- Extracted records -
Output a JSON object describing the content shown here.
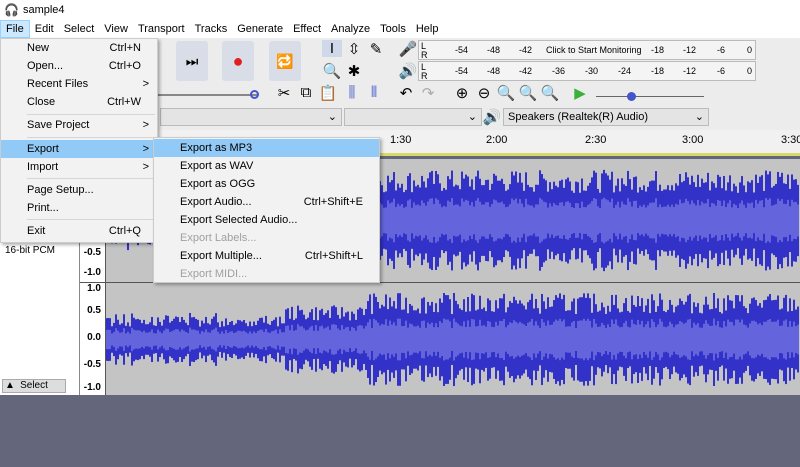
{
  "window": {
    "title": "sample4"
  },
  "menubar": [
    "File",
    "Edit",
    "Select",
    "View",
    "Transport",
    "Tracks",
    "Generate",
    "Effect",
    "Analyze",
    "Tools",
    "Help"
  ],
  "file_menu": [
    {
      "label": "New",
      "shortcut": "Ctrl+N"
    },
    {
      "label": "Open...",
      "shortcut": "Ctrl+O"
    },
    {
      "label": "Recent Files",
      "submenu": ">"
    },
    {
      "label": "Close",
      "shortcut": "Ctrl+W"
    },
    {
      "label": "Save Project",
      "submenu": ">"
    },
    {
      "label": "Export",
      "submenu": ">"
    },
    {
      "label": "Import",
      "submenu": ">"
    },
    {
      "label": "Page Setup..."
    },
    {
      "label": "Print..."
    },
    {
      "label": "Exit",
      "shortcut": "Ctrl+Q"
    }
  ],
  "export_menu": [
    {
      "label": "Export as MP3",
      "shortcut": ""
    },
    {
      "label": "Export as WAV",
      "shortcut": ""
    },
    {
      "label": "Export as OGG",
      "shortcut": ""
    },
    {
      "label": "Export Audio...",
      "shortcut": "Ctrl+Shift+E"
    },
    {
      "label": "Export Selected Audio...",
      "shortcut": ""
    },
    {
      "label": "Export Labels...",
      "shortcut": "",
      "disabled": true
    },
    {
      "label": "Export Multiple...",
      "shortcut": "Ctrl+Shift+L"
    },
    {
      "label": "Export MIDI...",
      "shortcut": "",
      "disabled": true
    }
  ],
  "meters": {
    "record_ticks": [
      "-54",
      "-48",
      "-42",
      "-18",
      "-12",
      "-6",
      "0"
    ],
    "record_prompt": "Click to Start Monitoring",
    "play_ticks": [
      "-54",
      "-48",
      "-42",
      "-36",
      "-30",
      "-24",
      "-18",
      "-12",
      "-6",
      "0"
    ],
    "channels": [
      "L",
      "R"
    ]
  },
  "devices": {
    "output": "Speakers (Realtek(R) Audio)"
  },
  "timeline": {
    "labels": [
      "1:30",
      "2:00",
      "2:30",
      "3:00",
      "3:30"
    ]
  },
  "track": {
    "format": "16-bit PCM",
    "select_label": "Select",
    "scale_top": [
      "-0.5",
      "-1.0"
    ],
    "scale_bottom": [
      "1.0",
      "0.5",
      "0.0",
      "-0.5",
      "-1.0"
    ]
  },
  "colors": {
    "waveform": "#3232c8",
    "waveform_rms": "#6464dc",
    "menu_highlight": "#91c9f7",
    "background": "#64667b"
  }
}
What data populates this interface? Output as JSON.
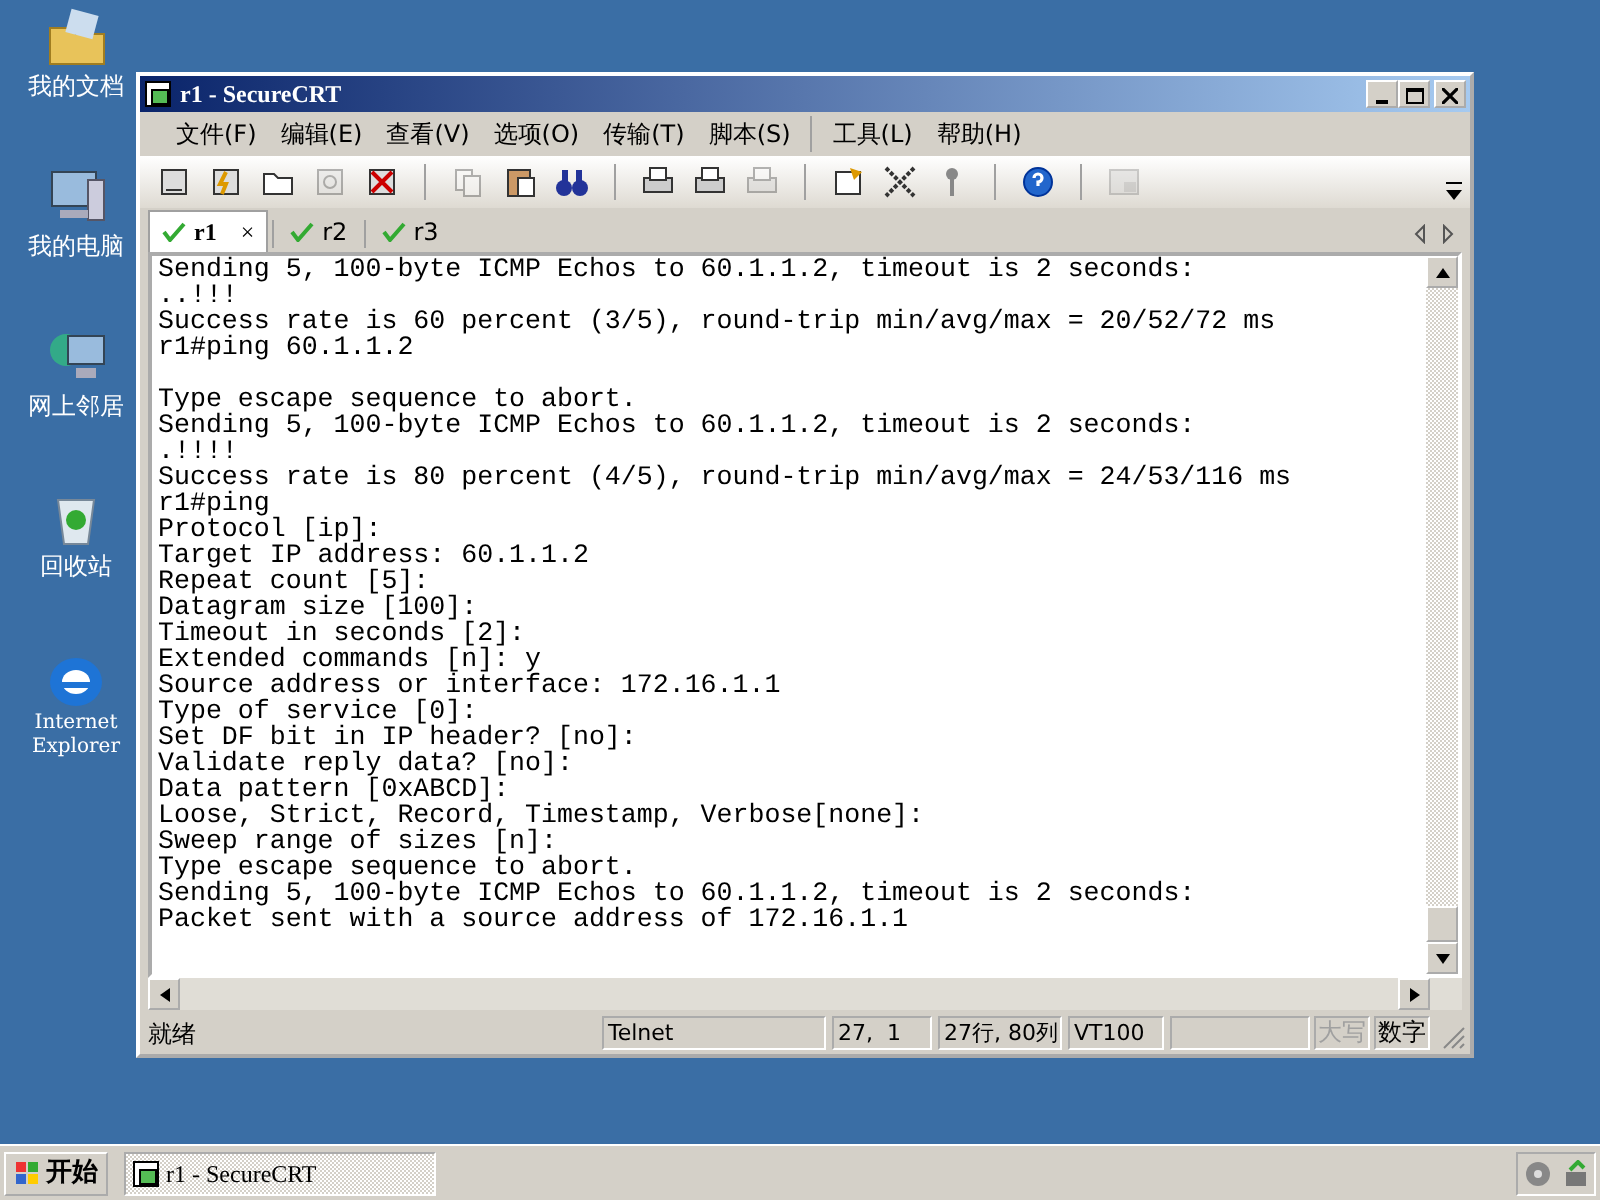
{
  "desktop_icons": [
    {
      "kind": "folder",
      "label": "我的文档"
    },
    {
      "kind": "computer",
      "label": "我的电脑"
    },
    {
      "kind": "network",
      "label": "网上邻居"
    },
    {
      "kind": "recycle",
      "label": "回收站"
    },
    {
      "kind": "browser",
      "label": "Internet Explorer"
    }
  ],
  "window": {
    "title": "r1 - SecureCRT"
  },
  "menu": [
    "文件(F)",
    "编辑(E)",
    "查看(V)",
    "选项(O)",
    "传输(T)",
    "脚本(S)",
    "工具(L)",
    "帮助(H)"
  ],
  "toolbar": [
    {
      "kind": "connect",
      "disabled": false
    },
    {
      "kind": "quick",
      "disabled": false
    },
    {
      "kind": "folder",
      "disabled": false
    },
    {
      "kind": "reconnect",
      "disabled": true
    },
    {
      "kind": "disconnect",
      "disabled": false
    },
    {
      "kind": "sep"
    },
    {
      "kind": "copy",
      "disabled": true
    },
    {
      "kind": "paste",
      "disabled": false
    },
    {
      "kind": "find",
      "disabled": false
    },
    {
      "kind": "sep"
    },
    {
      "kind": "print",
      "disabled": false
    },
    {
      "kind": "print",
      "disabled": false
    },
    {
      "kind": "print",
      "disabled": true
    },
    {
      "kind": "sep"
    },
    {
      "kind": "options",
      "disabled": false
    },
    {
      "kind": "keymap",
      "disabled": false
    },
    {
      "kind": "key",
      "disabled": false
    },
    {
      "kind": "sep"
    },
    {
      "kind": "help",
      "disabled": false
    },
    {
      "kind": "sep"
    },
    {
      "kind": "sftp",
      "disabled": true
    }
  ],
  "tabs": [
    {
      "label": "r1",
      "selected": true,
      "close": "×"
    },
    {
      "label": "r2",
      "selected": false
    },
    {
      "label": "r3",
      "selected": false
    }
  ],
  "terminal_lines": [
    "Sending 5, 100-byte ICMP Echos to 60.1.1.2, timeout is 2 seconds:",
    "..!!!",
    "Success rate is 60 percent (3/5), round-trip min/avg/max = 20/52/72 ms",
    "r1#ping 60.1.1.2",
    "Type escape sequence to abort.",
    "Sending 5, 100-byte ICMP Echos to 60.1.1.2, timeout is 2 seconds:",
    ".!!!!",
    "Success rate is 80 percent (4/5), round-trip min/avg/max = 24/53/116 ms",
    "r1#ping",
    "Protocol [ip]:",
    "Target IP address: 60.1.1.2",
    "Repeat count [5]:",
    "Datagram size [100]:",
    "Timeout in seconds [2]:",
    "Extended commands [n]: y",
    "Source address or interface: 172.16.1.1",
    "Type of service [0]:",
    "Set DF bit in IP header? [no]:",
    "Validate reply data? [no]:",
    "Data pattern [0xABCD]:",
    "Loose, Strict, Record, Timestamp, Verbose[none]:",
    "Sweep range of sizes [n]:",
    "Type escape sequence to abort.",
    "Sending 5, 100-byte ICMP Echos to 60.1.1.2, timeout is 2 seconds:",
    "Packet sent with a source address of 172.16.1.1"
  ],
  "status_bar": {
    "message": "就绪",
    "panes": [
      "Telnet",
      "27,  1",
      "27行, 80列",
      "VT100"
    ],
    "indicators": [
      {
        "label": "大写",
        "on": false
      },
      {
        "label": "数字",
        "on": true
      }
    ]
  },
  "taskbar": {
    "start": "开始",
    "tasks": [
      "r1 - SecureCRT"
    ]
  }
}
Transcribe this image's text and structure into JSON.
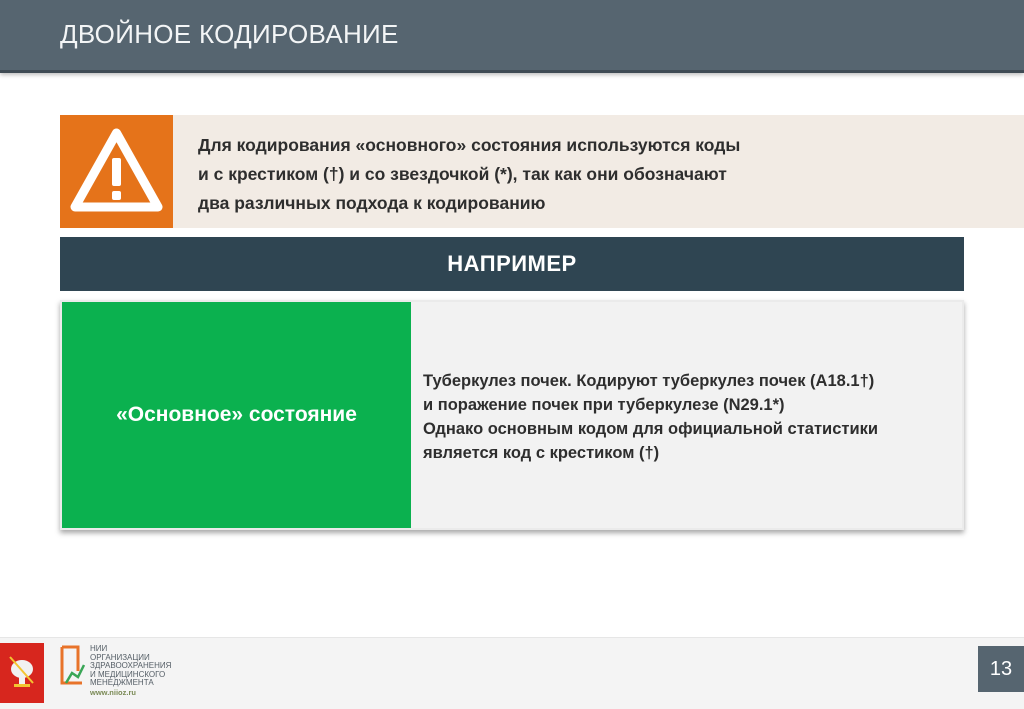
{
  "header": {
    "title": "ДВОЙНОЕ КОДИРОВАНИЕ"
  },
  "warning": {
    "icon": "warning-triangle-icon",
    "lines": [
      "Для кодирования «основного» состояния используются коды",
      "и с крестиком (†) и со звездочкой (*), так как они обозначают",
      "два различных подхода к кодированию"
    ]
  },
  "example": {
    "label": "НАПРИМЕР",
    "left_label": "«Основное» состояние",
    "right_lines": [
      "Туберкулез почек. Кодируют туберкулез почек (A18.1†)",
      "и поражение почек при туберкулезе (N29.1*)",
      "Однако основным кодом для официальной статистики",
      "является код с крестиком (†)"
    ]
  },
  "footer": {
    "logo_lines": [
      "НИИ",
      "ОРГАНИЗАЦИИ",
      "ЗДРАВООХРАНЕНИЯ",
      "И МЕДИЦИНСКОГО",
      "МЕНЕДЖМЕНТА"
    ],
    "url": "www.niioz.ru",
    "emblem": "moscow-coat-of-arms-icon",
    "page_number": "13"
  },
  "colors": {
    "header_bg": "#566570",
    "warning_orange": "#e5731a",
    "warning_bg": "#f2ebe4",
    "example_bar": "#2f4552",
    "primary_green": "#0bb14f",
    "moscow_red": "#d7261e"
  }
}
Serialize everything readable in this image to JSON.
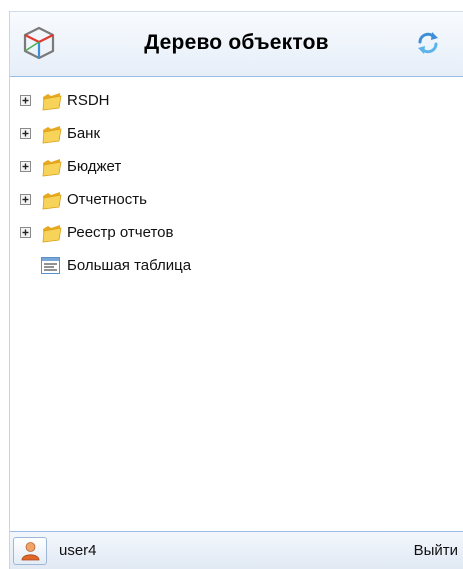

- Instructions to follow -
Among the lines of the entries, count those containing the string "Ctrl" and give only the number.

- Result of this exercise -
6